SUPPLIED MATERIAL:
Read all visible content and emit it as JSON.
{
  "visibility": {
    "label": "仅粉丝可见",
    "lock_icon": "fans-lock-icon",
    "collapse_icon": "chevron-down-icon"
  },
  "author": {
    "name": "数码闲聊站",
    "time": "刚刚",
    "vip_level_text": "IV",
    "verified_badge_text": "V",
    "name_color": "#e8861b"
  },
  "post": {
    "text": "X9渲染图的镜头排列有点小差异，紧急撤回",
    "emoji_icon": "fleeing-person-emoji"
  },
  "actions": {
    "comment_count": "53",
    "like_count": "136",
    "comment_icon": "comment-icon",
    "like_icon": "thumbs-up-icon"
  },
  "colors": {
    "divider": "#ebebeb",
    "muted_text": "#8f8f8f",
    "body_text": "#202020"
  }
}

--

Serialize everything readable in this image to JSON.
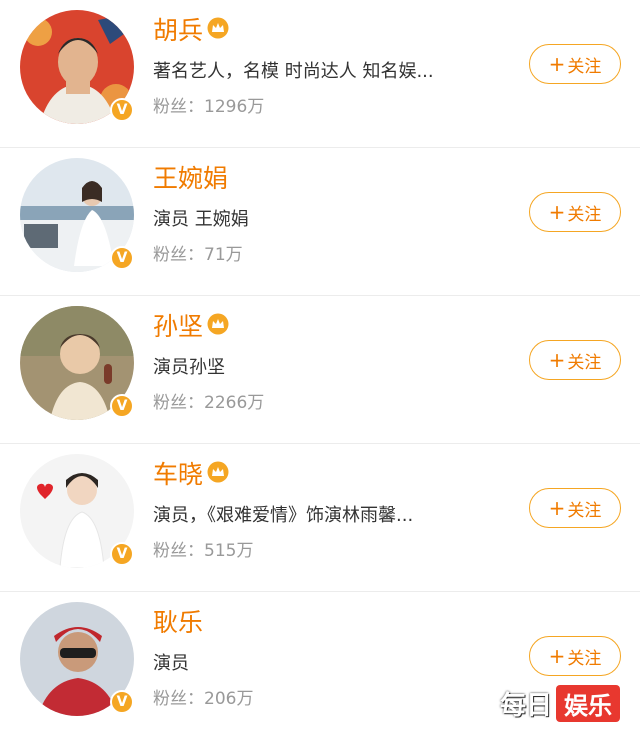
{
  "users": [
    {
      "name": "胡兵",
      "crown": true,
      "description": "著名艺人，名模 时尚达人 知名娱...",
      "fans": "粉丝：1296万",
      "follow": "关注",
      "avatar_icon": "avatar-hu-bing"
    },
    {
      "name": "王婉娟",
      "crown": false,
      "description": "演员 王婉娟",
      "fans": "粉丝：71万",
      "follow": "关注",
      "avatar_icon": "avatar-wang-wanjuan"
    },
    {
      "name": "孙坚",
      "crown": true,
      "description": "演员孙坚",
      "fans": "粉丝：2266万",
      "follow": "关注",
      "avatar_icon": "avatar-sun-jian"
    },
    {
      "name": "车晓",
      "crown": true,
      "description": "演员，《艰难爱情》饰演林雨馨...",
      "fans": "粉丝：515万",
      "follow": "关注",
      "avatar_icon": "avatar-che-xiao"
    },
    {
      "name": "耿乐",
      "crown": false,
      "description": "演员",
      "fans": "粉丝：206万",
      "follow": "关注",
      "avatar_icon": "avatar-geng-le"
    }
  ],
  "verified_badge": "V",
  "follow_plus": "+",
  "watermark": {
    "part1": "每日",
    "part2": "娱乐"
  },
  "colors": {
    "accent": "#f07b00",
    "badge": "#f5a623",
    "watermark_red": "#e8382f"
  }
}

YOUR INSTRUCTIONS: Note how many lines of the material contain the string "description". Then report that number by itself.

FINISHED TASK: 5